Interface dataset entries
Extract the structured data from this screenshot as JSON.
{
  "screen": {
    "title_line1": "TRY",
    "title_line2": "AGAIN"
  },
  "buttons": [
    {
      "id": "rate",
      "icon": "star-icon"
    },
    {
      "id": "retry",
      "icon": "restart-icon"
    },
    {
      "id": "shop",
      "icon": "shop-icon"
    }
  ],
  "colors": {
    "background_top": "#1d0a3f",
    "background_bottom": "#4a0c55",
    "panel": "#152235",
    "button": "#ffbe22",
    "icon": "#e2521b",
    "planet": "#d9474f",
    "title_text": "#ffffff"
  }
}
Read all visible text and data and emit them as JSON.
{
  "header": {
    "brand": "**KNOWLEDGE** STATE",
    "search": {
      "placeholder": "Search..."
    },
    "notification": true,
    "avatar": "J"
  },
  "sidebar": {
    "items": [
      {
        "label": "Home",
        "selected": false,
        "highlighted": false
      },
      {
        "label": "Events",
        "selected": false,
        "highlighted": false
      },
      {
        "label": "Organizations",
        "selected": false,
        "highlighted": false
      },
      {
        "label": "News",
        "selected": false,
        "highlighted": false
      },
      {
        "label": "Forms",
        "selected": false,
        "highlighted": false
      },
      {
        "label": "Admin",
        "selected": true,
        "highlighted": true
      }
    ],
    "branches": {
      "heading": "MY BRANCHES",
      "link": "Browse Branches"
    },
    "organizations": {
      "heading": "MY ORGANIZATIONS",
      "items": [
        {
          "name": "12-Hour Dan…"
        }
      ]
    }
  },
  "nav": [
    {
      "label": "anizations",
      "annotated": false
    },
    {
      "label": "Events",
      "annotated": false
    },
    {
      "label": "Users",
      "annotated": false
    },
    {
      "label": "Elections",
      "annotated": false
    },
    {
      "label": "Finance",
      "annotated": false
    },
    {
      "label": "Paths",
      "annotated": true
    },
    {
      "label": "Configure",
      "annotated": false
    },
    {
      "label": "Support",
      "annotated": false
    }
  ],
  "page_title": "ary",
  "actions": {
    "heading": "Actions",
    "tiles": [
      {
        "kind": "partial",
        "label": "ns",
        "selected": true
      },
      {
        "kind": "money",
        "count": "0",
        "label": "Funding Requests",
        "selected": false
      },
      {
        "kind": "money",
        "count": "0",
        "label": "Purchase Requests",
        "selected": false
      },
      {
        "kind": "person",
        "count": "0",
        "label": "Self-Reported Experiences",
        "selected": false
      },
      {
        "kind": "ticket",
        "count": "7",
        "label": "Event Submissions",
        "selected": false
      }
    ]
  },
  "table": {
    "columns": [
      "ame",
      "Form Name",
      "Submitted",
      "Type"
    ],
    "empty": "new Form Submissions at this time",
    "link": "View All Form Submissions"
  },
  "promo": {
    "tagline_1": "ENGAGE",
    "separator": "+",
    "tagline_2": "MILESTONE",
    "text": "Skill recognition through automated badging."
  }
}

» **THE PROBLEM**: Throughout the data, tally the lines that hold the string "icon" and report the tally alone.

» **RESPONSE TO THE EXERCISE**: 4